# Your goal
In full and word for word, return the listing that follows.
Top of Records to use
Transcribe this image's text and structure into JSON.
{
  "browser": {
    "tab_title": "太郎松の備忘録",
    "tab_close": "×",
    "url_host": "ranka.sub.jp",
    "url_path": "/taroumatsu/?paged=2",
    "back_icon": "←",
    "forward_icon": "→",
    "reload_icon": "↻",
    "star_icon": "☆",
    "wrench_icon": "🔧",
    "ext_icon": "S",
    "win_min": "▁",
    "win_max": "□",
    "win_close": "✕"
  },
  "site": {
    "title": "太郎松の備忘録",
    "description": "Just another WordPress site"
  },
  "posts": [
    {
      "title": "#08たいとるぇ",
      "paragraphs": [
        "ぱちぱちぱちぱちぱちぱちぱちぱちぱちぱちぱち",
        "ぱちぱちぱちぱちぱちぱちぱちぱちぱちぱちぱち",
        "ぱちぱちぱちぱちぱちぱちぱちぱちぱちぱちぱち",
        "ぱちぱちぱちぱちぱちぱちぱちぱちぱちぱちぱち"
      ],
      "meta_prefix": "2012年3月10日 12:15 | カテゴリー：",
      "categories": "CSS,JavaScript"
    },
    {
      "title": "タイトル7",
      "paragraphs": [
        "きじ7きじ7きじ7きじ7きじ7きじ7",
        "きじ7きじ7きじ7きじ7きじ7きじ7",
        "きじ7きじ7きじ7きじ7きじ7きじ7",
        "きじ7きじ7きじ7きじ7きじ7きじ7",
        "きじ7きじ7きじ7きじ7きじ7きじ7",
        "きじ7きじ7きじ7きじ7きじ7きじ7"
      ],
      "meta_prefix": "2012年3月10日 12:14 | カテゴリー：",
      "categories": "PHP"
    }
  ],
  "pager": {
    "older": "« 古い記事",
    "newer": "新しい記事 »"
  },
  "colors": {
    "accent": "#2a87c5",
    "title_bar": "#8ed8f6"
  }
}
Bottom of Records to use
# Task result
Transcribe this image's text and structure into JSON.
{
  "browser": {
    "tab_title": "太郎松の備忘録",
    "tab_close": "×",
    "url_host": "ranka.sub.jp",
    "url_path": "/taroumatsu/?paged=2",
    "back_icon": "←",
    "forward_icon": "→",
    "reload_icon": "↻",
    "star_icon": "☆",
    "wrench_icon": "🔧",
    "ext_icon": "S",
    "win_min": "▁",
    "win_max": "□",
    "win_close": "✕"
  },
  "site": {
    "title": "太郎松の備忘録",
    "description": "Just another WordPress site"
  },
  "posts": [
    {
      "title": "#08たいとるぇ",
      "paragraphs": [
        "ぱちぱちぱちぱちぱちぱちぱちぱちぱちぱちぱち",
        "ぱちぱちぱちぱちぱちぱちぱちぱちぱちぱちぱち",
        "ぱちぱちぱちぱちぱちぱちぱちぱちぱちぱちぱち",
        "ぱちぱちぱちぱちぱちぱちぱちぱちぱちぱちぱち"
      ],
      "meta_prefix": "2012年3月10日 12:15 | カテゴリー：",
      "categories": "CSS,JavaScript"
    },
    {
      "title": "タイトル7",
      "paragraphs": [
        "きじ7きじ7きじ7きじ7きじ7きじ7",
        "きじ7きじ7きじ7きじ7きじ7きじ7",
        "きじ7きじ7きじ7きじ7きじ7きじ7",
        "きじ7きじ7きじ7きじ7きじ7きじ7",
        "きじ7きじ7きじ7きじ7きじ7きじ7",
        "きじ7きじ7きじ7きじ7きじ7きじ7"
      ],
      "meta_prefix": "2012年3月10日 12:14 | カテゴリー：",
      "categories": "PHP"
    }
  ],
  "pager": {
    "older": "« 古い記事",
    "newer": "新しい記事 »"
  },
  "colors": {
    "accent": "#2a87c5",
    "title_bar": "#8ed8f6"
  }
}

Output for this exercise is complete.